Sunday, March 20, 2016

17. Kapoor & Sons

SPOILER ALERT: This 'review' of the film hints at certain critical revelations that happen in the film. While the film is not a whodunit, it maybe a better idea to not read this before watching. In any case, I sincerely recommend you watch the film before doing anything - let alone reading this!

* * * * * * * * * * * * * * * * * * * * * * * * * * * * * * * * * * * * * * * * * *
"It's all about loving your parents." - Tagline of Kabhi Khushi Kabhie Gham

"A story about two guys... a girl... and one little lie. Believe it!" - Tagline of Dostana 

What Shakun Batra does in Kapoor & Sons is to take these two films from Karan Johar's stable and make such an amazingly heady cocktail out of it that one is never sure if he is consciously slying against his producer or not. He takes the Karan Johar staples - good looking actors, large families, estranged family members, crazy patriarchs, great music, picture-perfect locales, big parties - and does the filmi equivalent of fusion food. It is the KJo ingredients in the hands of an inventive - even subversive - chef.

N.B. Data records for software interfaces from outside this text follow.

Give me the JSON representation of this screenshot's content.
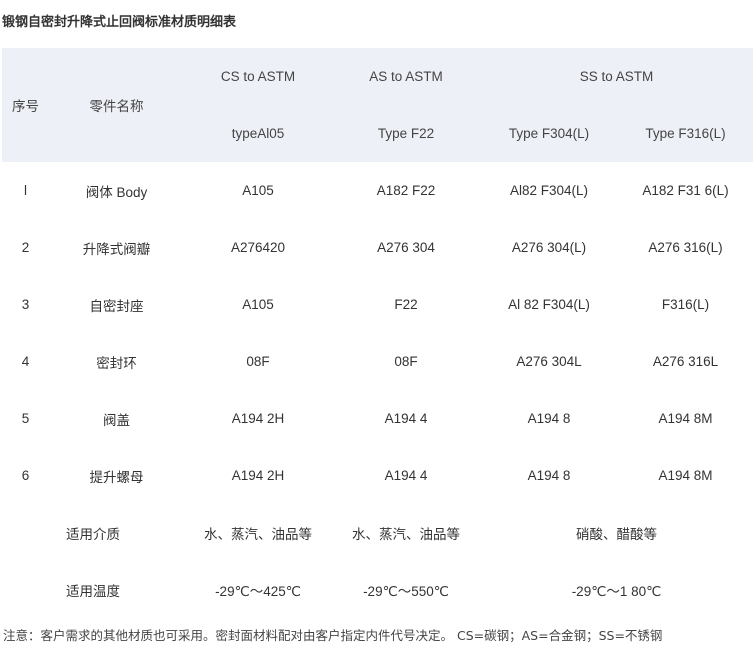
{
  "title": "锻钢自密封升降式止回阀标准材质明细表",
  "header": {
    "col_no": "序号",
    "col_part": "零件名称",
    "cs_standard": "CS to ASTM",
    "as_standard": "AS to ASTM",
    "ss_standard": "SS to ASTM",
    "cs_type": "typeAl05",
    "as_type": "Type F22",
    "ss_type_1": "Type F304(L)",
    "ss_type_2": "Type F316(L)"
  },
  "rows": [
    {
      "no": "l",
      "part": "阀体 Body",
      "cs": "A105",
      "as": "A182 F22",
      "ss1": "Al82 F304(L)",
      "ss2": "A182 F31 6(L)"
    },
    {
      "no": "2",
      "part": "升降式阀瓣",
      "cs": "A276420",
      "as": "A276 304",
      "ss1": "A276 304(L)",
      "ss2": "A276 316(L)"
    },
    {
      "no": "3",
      "part": "自密封座",
      "cs": "A105",
      "as": "F22",
      "ss1": "Al 82 F304(L)",
      "ss2": "F316(L)"
    },
    {
      "no": "4",
      "part": "密封环",
      "cs": "08F",
      "as": "08F",
      "ss1": "A276 304L",
      "ss2": "A276 316L"
    },
    {
      "no": "5",
      "part": "阀盖",
      "cs": "A194 2H",
      "as": "A194 4",
      "ss1": "A194 8",
      "ss2": "A194 8M"
    },
    {
      "no": "6",
      "part": "提升螺母",
      "cs": "A194 2H",
      "as": "A194 4",
      "ss1": "A194 8",
      "ss2": "A194 8M"
    }
  ],
  "medium": {
    "label": "适用介质",
    "cs": "水、蒸汽、油品等",
    "as": "水、蒸汽、油品等",
    "ss": "硝酸、醋酸等"
  },
  "temperature": {
    "label": "适用温度",
    "cs": "-29℃～425℃",
    "as": "-29℃～550℃",
    "ss": "-29℃～1 80℃"
  },
  "note": "注意：客户需求的其他材质也可采用。密封面材料配对由客户指定内件代号决定。 CS=碳钢；AS=合金钢；SS=不锈钢"
}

First up, let's get Rishi Kapoor - hailing from the original Kapoor & Sons enterprise of Bollywood - and his amazing makeup out of the way. Even without the makeup, he exudes a crazy grandfatherliness from every pore and by making his character a tharki, the film just added a whole lot of fun. And by adding Ram Teri Ganga Maili to the jamboree, the self-referencing just made all trivia lovers dreams come true!

Second, let's not get into the acting. Every single actor has acted brilliantly, especially since none of them are playing easy, sweet, happy roles. These are difficult, everyday people who get angry, get into scuffles, have jealousies and insecurities and do cruel things - often not knowing what they are doing.
Siddharth Malhotra and Alia Bhatt leave their student days far behind and play a normal couple, who are not sure if they should be a couple. Ratna Pathak Shah and Rajat Kapoor bring alive the forever bickering couple, who have forgotten why they were in love once and after a lifetime of scars, they are now even wary of good times.
All female viewers have gushed about Fawad Khan's hotness and - indeed - the perfectly featured actor is likely to go far in Bollywood, thanks to his good looks and easy charm. The posters, trailers and all promotional material have exploited this quite mercilessly. I found it quite amazing that he played a role that would make him the darling of many men as well.
Even the bit parts - photographer Wasim, his bodybuilder brother Boobli, Choksey Uncle, including the plumber - are superbly performed.

However, the hero of the film is the writing.
It is certainly not an easy task to take so many actors (some stars, some merely actors), put them in situations that we see happening all around us and still make it interesting. Especially since, the final payoff - the patriarch's dream of a family photo - is not stuff 140-minute blockbusters are usually about. And yet, director Shakun Batra and Ayesha Devitre Dhillon manage to weave a mesmerising screenplay around this dysfunctional family, going about plugging leaks and planning surprise birthday parties.
A word about Ayesha Devitre: She is a hairstylist with some massive blockbusters to her credit. She calls herself a 'hairstylist by profession, scriptwriter by passion' and has only written two films (both co-written with Shakun Batra). Her first film - Ekk Main Aur Ekk Tu - had the confidence of moving away from standard Hindi film tropes, even while seeming to be within a formula. More power and more films to her!

[Frivolous Footnote 1: In a film that has such great writing, it is great that the two heroes are writers of different kinds. For trivia buffs, Fawad Khan's book is called Freedom Fall and Siddharth Malhotra's manuscript is called We Are All Under A Cloud. Thanks Aarti Krishnakumar for that!]

[Frivolous Footnote 2: The film is set in Coonoor, where a cheese maker lives. I was wondering that his best film is also about two brothers - the elder being the favourite and the younger a bit of a dark horse - coming good in their own ways.]

2 comments:

Lavs said...

What is a tharki?
Cheesemaker has wound down his business and has shifted elsewhere. I was in coonor last december and went hunting for his farm.

Aarti Krishnakumar said...

Second book title is we are all under a cloud.. I saw the movie lady evening and dint really like it much.. Nothing new, also I kinda knew what fawad khan 's bit was gonna turn out to be and I have seen the exact same lot in an English movie as well.. Each one to their own I guess :)